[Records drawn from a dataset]
━━━━━━━━━━━━━━━━━━━━
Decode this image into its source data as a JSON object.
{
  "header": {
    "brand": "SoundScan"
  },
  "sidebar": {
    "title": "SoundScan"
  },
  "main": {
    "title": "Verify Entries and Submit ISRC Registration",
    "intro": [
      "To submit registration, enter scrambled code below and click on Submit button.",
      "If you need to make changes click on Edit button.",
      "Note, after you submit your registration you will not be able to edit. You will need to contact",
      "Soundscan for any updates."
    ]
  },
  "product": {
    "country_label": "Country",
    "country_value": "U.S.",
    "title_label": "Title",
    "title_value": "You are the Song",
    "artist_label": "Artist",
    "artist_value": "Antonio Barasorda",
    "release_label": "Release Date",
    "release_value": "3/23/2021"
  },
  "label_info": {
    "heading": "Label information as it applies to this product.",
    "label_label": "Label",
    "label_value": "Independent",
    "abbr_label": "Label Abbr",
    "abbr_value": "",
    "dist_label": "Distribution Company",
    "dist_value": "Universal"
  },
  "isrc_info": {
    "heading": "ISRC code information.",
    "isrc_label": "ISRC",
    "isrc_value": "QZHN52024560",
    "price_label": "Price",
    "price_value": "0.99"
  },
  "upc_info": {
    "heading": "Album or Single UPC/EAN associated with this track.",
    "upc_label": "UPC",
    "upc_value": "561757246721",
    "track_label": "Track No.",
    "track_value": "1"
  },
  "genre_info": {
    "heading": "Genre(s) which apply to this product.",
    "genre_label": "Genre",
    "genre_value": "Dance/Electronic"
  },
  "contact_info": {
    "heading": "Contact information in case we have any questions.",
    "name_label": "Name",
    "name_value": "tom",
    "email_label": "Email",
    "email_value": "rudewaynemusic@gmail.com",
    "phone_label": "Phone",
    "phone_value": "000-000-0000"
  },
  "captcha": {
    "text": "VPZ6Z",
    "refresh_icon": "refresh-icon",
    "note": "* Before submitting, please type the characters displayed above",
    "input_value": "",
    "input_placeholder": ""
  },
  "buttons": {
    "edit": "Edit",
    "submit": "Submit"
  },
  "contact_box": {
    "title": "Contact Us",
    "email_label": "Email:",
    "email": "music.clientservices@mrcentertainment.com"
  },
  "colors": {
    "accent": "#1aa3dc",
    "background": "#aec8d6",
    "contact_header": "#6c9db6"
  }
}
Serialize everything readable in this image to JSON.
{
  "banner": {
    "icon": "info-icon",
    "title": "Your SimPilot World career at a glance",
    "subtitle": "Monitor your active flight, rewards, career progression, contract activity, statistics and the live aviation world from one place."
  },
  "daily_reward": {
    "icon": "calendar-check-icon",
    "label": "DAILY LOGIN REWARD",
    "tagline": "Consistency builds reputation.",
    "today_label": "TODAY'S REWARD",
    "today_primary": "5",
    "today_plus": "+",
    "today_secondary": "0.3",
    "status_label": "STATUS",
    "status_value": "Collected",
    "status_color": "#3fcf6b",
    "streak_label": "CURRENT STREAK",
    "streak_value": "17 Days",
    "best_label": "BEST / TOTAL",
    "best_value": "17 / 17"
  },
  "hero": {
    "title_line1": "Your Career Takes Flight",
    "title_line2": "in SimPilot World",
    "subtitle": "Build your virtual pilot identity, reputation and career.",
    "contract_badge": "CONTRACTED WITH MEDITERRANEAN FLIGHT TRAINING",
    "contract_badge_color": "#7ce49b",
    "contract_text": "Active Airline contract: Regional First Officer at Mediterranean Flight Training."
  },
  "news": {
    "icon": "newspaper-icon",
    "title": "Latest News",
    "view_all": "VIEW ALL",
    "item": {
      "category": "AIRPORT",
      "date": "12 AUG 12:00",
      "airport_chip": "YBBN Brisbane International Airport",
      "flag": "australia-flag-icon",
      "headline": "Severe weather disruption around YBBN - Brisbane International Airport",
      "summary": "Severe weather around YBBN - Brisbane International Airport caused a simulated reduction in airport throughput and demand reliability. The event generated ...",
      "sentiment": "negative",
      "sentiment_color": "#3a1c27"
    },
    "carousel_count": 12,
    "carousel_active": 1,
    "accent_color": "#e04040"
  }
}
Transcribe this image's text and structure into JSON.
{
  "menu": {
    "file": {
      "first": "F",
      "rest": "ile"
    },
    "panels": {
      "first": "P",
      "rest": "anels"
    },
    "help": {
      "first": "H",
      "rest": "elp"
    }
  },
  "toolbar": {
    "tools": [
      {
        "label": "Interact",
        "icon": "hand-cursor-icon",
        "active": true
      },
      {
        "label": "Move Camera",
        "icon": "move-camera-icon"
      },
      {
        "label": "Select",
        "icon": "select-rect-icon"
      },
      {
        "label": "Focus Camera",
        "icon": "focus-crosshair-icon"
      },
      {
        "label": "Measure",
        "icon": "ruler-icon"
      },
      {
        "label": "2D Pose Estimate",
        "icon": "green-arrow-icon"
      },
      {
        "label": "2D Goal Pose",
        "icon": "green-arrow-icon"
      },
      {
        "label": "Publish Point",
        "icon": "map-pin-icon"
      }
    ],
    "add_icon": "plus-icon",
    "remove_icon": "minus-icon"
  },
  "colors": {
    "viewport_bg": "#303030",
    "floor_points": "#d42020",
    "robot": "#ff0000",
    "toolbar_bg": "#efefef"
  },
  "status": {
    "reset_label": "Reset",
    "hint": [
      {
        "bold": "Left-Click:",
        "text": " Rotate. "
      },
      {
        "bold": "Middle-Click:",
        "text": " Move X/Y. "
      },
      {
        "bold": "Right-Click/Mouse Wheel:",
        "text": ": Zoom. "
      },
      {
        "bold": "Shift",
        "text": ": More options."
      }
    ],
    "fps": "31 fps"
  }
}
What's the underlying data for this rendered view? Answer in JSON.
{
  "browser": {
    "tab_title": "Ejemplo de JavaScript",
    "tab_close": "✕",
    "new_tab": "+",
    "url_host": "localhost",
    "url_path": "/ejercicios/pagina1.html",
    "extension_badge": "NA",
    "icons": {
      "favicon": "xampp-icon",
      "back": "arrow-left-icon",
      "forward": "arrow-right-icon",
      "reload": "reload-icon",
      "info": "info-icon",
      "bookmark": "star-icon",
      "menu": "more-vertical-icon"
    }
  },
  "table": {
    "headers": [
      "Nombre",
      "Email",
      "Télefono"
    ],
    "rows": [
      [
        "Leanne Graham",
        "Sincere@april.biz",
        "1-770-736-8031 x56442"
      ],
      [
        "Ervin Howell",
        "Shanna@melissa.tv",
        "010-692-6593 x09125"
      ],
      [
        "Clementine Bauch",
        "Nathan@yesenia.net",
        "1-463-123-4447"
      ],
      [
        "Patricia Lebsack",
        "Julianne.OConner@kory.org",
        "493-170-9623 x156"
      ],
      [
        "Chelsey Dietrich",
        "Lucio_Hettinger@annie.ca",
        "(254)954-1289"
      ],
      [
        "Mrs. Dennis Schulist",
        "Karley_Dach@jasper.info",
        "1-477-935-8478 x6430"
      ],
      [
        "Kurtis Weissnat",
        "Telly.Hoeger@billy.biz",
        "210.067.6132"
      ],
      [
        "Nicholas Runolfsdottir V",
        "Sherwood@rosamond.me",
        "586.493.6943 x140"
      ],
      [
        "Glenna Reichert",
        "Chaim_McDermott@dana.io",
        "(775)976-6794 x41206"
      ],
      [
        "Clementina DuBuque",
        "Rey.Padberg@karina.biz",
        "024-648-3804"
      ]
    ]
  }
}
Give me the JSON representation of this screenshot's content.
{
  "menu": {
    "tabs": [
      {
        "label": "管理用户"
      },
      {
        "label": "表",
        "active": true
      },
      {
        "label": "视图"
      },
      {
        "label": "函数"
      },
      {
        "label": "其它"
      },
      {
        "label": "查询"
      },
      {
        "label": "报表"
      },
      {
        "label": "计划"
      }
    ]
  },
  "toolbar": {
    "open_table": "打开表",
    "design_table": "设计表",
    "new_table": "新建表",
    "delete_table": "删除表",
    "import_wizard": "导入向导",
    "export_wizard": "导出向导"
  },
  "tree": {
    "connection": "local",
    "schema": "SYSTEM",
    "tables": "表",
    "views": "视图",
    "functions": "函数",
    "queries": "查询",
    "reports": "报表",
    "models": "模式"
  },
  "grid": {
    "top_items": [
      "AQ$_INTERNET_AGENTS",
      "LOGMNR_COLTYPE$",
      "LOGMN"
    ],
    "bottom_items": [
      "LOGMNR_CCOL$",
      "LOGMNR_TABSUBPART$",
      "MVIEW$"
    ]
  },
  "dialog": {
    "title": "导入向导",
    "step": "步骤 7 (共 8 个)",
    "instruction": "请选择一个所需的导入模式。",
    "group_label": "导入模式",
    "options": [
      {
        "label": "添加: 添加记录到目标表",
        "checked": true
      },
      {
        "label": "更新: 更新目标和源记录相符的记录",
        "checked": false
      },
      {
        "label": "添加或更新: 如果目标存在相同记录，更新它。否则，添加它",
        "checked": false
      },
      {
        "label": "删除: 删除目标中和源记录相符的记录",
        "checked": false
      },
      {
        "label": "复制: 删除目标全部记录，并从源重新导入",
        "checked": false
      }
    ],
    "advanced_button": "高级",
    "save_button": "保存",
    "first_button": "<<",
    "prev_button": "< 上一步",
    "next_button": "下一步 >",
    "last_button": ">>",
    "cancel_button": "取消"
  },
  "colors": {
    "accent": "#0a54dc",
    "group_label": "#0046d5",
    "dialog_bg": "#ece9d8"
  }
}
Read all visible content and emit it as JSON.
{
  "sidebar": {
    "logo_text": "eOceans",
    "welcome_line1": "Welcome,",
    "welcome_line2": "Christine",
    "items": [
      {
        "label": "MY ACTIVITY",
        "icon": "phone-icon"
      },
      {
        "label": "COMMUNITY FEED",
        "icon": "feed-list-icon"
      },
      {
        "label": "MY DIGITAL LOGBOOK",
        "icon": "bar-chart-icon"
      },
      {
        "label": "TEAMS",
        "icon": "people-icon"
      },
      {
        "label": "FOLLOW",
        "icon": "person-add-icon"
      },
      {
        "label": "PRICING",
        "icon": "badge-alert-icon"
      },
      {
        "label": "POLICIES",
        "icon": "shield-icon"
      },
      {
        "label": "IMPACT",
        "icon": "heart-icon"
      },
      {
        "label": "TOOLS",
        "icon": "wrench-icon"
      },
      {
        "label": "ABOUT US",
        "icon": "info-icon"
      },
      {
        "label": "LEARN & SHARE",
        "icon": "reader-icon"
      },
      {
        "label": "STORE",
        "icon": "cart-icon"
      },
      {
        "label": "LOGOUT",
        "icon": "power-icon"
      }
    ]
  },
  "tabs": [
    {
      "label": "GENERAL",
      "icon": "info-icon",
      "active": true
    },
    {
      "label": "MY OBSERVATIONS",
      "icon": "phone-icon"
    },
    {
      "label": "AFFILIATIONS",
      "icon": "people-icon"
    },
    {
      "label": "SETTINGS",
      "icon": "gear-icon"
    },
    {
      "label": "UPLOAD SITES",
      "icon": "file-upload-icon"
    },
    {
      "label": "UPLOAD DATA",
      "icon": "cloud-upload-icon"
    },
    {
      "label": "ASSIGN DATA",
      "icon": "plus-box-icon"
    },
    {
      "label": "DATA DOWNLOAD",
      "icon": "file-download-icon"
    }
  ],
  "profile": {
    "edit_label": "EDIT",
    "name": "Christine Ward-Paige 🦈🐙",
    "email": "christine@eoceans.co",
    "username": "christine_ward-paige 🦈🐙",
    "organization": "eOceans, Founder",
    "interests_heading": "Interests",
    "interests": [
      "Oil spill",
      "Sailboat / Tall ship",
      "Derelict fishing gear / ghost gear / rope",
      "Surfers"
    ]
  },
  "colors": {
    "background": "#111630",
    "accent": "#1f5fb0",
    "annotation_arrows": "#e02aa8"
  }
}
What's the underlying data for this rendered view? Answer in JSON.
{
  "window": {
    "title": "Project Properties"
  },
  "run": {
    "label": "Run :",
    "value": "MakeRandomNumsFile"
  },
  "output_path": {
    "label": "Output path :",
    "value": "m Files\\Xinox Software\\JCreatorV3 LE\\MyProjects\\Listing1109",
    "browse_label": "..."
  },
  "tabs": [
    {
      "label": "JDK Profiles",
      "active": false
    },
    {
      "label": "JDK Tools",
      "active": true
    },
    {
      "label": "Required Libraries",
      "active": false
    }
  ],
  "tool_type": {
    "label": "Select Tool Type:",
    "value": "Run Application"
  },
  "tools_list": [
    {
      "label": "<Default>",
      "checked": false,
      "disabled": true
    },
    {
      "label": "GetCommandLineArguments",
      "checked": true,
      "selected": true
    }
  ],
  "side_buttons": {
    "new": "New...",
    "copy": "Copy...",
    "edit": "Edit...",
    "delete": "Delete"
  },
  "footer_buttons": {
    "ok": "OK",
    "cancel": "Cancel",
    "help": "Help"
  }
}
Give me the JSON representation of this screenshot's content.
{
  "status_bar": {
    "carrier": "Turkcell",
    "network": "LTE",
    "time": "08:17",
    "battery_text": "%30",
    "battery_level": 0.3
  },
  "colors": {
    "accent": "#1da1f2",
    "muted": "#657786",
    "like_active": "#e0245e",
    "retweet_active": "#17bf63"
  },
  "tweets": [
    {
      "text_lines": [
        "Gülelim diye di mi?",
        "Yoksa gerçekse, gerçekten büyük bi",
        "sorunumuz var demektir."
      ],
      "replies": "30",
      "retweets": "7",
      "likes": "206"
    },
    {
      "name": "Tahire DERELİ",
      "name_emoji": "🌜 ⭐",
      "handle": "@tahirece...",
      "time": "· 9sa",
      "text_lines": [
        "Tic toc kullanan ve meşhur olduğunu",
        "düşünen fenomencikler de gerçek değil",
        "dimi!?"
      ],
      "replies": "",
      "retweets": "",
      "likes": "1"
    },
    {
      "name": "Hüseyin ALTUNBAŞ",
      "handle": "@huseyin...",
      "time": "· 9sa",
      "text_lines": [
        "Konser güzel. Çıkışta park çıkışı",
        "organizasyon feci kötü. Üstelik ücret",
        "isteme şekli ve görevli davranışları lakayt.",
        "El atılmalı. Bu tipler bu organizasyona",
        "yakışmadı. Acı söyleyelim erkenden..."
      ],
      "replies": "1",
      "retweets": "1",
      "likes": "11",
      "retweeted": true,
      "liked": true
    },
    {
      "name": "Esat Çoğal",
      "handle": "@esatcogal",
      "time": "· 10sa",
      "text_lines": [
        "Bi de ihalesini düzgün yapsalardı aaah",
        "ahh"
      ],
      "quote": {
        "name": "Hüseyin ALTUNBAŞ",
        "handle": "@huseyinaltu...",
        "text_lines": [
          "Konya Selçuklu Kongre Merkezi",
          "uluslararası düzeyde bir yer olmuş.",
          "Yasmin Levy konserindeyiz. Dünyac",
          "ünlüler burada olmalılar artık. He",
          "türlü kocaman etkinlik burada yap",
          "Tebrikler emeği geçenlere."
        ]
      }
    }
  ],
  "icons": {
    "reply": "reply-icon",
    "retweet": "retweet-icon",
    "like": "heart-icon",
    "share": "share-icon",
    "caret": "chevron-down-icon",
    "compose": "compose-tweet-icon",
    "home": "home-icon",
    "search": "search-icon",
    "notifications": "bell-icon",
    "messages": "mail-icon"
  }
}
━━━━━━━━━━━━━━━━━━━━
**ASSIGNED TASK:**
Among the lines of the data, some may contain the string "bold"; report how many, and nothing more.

**OUTPUT OF THE EXERCISE:**
4